What you need to do ▸ From first line to last, retype the data exactly.

[Records to process — start]

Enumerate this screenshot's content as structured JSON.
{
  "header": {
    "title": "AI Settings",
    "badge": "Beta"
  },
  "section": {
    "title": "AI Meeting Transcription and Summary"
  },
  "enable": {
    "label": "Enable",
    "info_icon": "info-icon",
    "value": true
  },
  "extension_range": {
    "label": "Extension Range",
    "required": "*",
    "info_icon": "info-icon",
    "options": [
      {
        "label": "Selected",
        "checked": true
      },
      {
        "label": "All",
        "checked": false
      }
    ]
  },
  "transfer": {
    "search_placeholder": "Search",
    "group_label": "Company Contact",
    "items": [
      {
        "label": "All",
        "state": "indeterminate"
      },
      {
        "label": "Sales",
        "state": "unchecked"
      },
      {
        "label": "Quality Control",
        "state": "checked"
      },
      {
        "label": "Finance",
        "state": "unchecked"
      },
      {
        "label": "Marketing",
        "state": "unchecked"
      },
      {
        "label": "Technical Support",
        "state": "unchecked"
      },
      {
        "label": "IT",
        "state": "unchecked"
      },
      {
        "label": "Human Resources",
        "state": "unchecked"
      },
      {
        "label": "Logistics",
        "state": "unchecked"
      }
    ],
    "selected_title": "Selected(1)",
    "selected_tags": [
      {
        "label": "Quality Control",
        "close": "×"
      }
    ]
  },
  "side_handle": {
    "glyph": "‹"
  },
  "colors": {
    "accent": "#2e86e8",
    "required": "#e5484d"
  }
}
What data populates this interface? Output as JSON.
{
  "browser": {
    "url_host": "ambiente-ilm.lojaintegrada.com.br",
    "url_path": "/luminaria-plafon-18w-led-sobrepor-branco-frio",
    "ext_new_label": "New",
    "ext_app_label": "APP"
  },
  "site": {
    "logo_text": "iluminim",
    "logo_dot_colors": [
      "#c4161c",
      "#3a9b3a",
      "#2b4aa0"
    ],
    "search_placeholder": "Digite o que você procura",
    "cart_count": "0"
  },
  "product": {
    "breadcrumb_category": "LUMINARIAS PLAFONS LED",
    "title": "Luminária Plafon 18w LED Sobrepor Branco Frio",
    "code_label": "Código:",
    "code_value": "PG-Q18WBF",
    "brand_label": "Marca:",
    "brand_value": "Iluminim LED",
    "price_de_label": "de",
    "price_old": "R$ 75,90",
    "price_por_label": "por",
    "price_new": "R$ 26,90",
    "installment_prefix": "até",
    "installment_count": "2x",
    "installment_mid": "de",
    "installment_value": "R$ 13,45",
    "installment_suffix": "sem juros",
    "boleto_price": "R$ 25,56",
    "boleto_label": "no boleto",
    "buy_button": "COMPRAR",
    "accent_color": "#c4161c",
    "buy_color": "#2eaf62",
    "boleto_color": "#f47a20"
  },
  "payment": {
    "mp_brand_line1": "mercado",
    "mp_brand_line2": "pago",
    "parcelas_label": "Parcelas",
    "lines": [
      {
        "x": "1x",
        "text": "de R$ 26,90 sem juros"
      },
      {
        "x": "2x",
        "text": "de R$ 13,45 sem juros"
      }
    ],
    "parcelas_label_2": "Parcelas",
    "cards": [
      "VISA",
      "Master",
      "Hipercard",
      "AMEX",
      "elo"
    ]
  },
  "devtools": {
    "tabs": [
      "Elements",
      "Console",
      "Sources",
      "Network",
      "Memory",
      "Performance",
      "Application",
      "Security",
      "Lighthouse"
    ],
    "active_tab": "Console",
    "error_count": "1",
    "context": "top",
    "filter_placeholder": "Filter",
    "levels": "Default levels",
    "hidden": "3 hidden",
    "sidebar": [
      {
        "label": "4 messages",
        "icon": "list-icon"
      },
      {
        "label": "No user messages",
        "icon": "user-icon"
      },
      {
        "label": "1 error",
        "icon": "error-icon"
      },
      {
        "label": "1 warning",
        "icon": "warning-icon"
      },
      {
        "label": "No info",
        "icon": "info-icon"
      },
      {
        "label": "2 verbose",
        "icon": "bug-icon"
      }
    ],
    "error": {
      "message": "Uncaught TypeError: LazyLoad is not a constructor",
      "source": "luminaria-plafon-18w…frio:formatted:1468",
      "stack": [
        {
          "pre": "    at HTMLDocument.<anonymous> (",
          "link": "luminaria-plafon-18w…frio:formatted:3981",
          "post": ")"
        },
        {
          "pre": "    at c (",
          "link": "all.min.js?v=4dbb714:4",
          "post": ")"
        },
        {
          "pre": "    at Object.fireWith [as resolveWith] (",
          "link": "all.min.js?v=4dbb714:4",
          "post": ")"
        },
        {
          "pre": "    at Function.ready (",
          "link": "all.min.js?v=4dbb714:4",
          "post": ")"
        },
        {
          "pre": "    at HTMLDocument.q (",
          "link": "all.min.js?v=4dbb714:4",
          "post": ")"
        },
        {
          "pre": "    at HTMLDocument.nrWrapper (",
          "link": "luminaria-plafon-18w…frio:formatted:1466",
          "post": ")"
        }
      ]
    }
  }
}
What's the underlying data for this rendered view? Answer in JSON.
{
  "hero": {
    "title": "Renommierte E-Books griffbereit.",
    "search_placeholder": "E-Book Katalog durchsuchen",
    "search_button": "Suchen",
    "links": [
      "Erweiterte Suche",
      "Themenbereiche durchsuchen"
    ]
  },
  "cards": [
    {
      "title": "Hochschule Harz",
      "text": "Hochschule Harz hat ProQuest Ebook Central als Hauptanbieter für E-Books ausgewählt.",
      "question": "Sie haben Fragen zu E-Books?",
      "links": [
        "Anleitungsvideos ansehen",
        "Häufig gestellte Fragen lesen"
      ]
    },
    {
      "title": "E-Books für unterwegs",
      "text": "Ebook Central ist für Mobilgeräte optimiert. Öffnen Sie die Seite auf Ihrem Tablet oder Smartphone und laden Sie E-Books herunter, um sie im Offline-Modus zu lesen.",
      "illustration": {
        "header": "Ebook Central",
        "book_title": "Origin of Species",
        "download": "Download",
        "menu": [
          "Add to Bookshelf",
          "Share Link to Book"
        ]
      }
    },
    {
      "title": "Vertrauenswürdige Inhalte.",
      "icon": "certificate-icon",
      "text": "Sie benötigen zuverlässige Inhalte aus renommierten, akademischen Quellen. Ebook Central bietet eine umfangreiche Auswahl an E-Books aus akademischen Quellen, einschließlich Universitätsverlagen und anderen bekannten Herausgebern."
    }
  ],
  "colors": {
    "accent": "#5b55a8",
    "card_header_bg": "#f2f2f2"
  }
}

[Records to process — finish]

Output of the exercise ▸
Enumerate this screenshot's content as structured JSON.
{
  "header": {
    "title": "AI Settings",
    "badge": "Beta"
  },
  "section": {
    "title": "AI Meeting Transcription and Summary"
  },
  "enable": {
    "label": "Enable",
    "info_icon": "info-icon",
    "value": true
  },
  "extension_range": {
    "label": "Extension Range",
    "required": "*",
    "info_icon": "info-icon",
    "options": [
      {
        "label": "Selected",
        "checked": true
      },
      {
        "label": "All",
        "checked": false
      }
    ]
  },
  "transfer": {
    "search_placeholder": "Search",
    "group_label": "Company Contact",
    "items": [
      {
        "label": "All",
        "state": "indeterminate"
      },
      {
        "label": "Sales",
        "state": "unchecked"
      },
      {
        "label": "Quality Control",
        "state": "checked"
      },
      {
        "label": "Finance",
        "state": "unchecked"
      },
      {
        "label": "Marketing",
        "state": "unchecked"
      },
      {
        "label": "Technical Support",
        "state": "unchecked"
      },
      {
        "label": "IT",
        "state": "unchecked"
      },
      {
        "label": "Human Resources",
        "state": "unchecked"
      },
      {
        "label": "Logistics",
        "state": "unchecked"
      }
    ],
    "selected_title": "Selected(1)",
    "selected_tags": [
      {
        "label": "Quality Control",
        "close": "×"
      }
    ]
  },
  "side_handle": {
    "glyph": "‹"
  },
  "colors": {
    "accent": "#2e86e8",
    "required": "#e5484d"
  }
}
What data populates this interface? Output as JSON.
{
  "browser": {
    "url_host": "ambiente-ilm.lojaintegrada.com.br",
    "url_path": "/luminaria-plafon-18w-led-sobrepor-branco-frio",
    "ext_new_label": "New",
    "ext_app_label": "APP"
  },
  "site": {
    "logo_text": "iluminim",
    "logo_dot_colors": [
      "#c4161c",
      "#3a9b3a",
      "#2b4aa0"
    ],
    "search_placeholder": "Digite o que você procura",
    "cart_count": "0"
  },
  "product": {
    "breadcrumb_category": "LUMINARIAS PLAFONS LED",
    "title": "Luminária Plafon 18w LED Sobrepor Branco Frio",
    "code_label": "Código:",
    "code_value": "PG-Q18WBF",
    "brand_label": "Marca:",
    "brand_value": "Iluminim LED",
    "price_de_label": "de",
    "price_old": "R$ 75,90",
    "price_por_label": "por",
    "price_new": "R$ 26,90",
    "installment_prefix": "até",
    "installment_count": "2x",
    "installment_mid": "de",
    "installment_value": "R$ 13,45",
    "installment_suffix": "sem juros",
    "boleto_price": "R$ 25,56",
    "boleto_label": "no boleto",
    "buy_button": "COMPRAR",
    "accent_color": "#c4161c",
    "buy_color": "#2eaf62",
    "boleto_color": "#f47a20"
  },
  "payment": {
    "mp_brand_line1": "mercado",
    "mp_brand_line2": "pago",
    "parcelas_label": "Parcelas",
    "lines": [
      {
        "x": "1x",
        "text": "de R$ 26,90 sem juros"
      },
      {
        "x": "2x",
        "text": "de R$ 13,45 sem juros"
      }
    ],
    "parcelas_label_2": "Parcelas",
    "cards": [
      "VISA",
      "Master",
      "Hipercard",
      "AMEX",
      "elo"
    ]
  },
  "devtools": {
    "tabs": [
      "Elements",
      "Console",
      "Sources",
      "Network",
      "Memory",
      "Performance",
      "Application",
      "Security",
      "Lighthouse"
    ],
    "active_tab": "Console",
    "error_count": "1",
    "context": "top",
    "filter_placeholder": "Filter",
    "levels": "Default levels",
    "hidden": "3 hidden",
    "sidebar": [
      {
        "label": "4 messages",
        "icon": "list-icon"
      },
      {
        "label": "No user messages",
        "icon": "user-icon"
      },
      {
        "label": "1 error",
        "icon": "error-icon"
      },
      {
        "label": "1 warning",
        "icon": "warning-icon"
      },
      {
        "label": "No info",
        "icon": "info-icon"
      },
      {
        "label": "2 verbose",
        "icon": "bug-icon"
      }
    ],
    "error": {
      "message": "Uncaught TypeError: LazyLoad is not a constructor",
      "source": "luminaria-plafon-18w…frio:formatted:1468",
      "stack": [
        {
          "pre": "    at HTMLDocument.<anonymous> (",
          "link": "luminaria-plafon-18w…frio:formatted:3981",
          "post": ")"
        },
        {
          "pre": "    at c (",
          "link": "all.min.js?v=4dbb714:4",
          "post": ")"
        },
        {
          "pre": "    at Object.fireWith [as resolveWith] (",
          "link": "all.min.js?v=4dbb714:4",
          "post": ")"
        },
        {
          "pre": "    at Function.ready (",
          "link": "all.min.js?v=4dbb714:4",
          "post": ")"
        },
        {
          "pre": "    at HTMLDocument.q (",
          "link": "all.min.js?v=4dbb714:4",
          "post": ")"
        },
        {
          "pre": "    at HTMLDocument.nrWrapper (",
          "link": "luminaria-plafon-18w…frio:formatted:1466",
          "post": ")"
        }
      ]
    }
  }
}
What's the underlying data for this rendered view? Answer in JSON.
{
  "hero": {
    "title": "Renommierte E-Books griffbereit.",
    "search_placeholder": "E-Book Katalog durchsuchen",
    "search_button": "Suchen",
    "links": [
      "Erweiterte Suche",
      "Themenbereiche durchsuchen"
    ]
  },
  "cards": [
    {
      "title": "Hochschule Harz",
      "text": "Hochschule Harz hat ProQuest Ebook Central als Hauptanbieter für E-Books ausgewählt.",
      "question": "Sie haben Fragen zu E-Books?",
      "links": [
        "Anleitungsvideos ansehen",
        "Häufig gestellte Fragen lesen"
      ]
    },
    {
      "title": "E-Books für unterwegs",
      "text": "Ebook Central ist für Mobilgeräte optimiert. Öffnen Sie die Seite auf Ihrem Tablet oder Smartphone und laden Sie E-Books herunter, um sie im Offline-Modus zu lesen.",
      "illustration": {
        "header": "Ebook Central",
        "book_title": "Origin of Species",
        "download": "Download",
        "menu": [
          "Add to Bookshelf",
          "Share Link to Book"
        ]
      }
    },
    {
      "title": "Vertrauenswürdige Inhalte.",
      "icon": "certificate-icon",
      "text": "Sie benötigen zuverlässige Inhalte aus renommierten, akademischen Quellen. Ebook Central bietet eine umfangreiche Auswahl an E-Books aus akademischen Quellen, einschließlich Universitätsverlagen und anderen bekannten Herausgebern."
    }
  ],
  "colors": {
    "accent": "#5b55a8",
    "card_header_bg": "#f2f2f2"
  }
}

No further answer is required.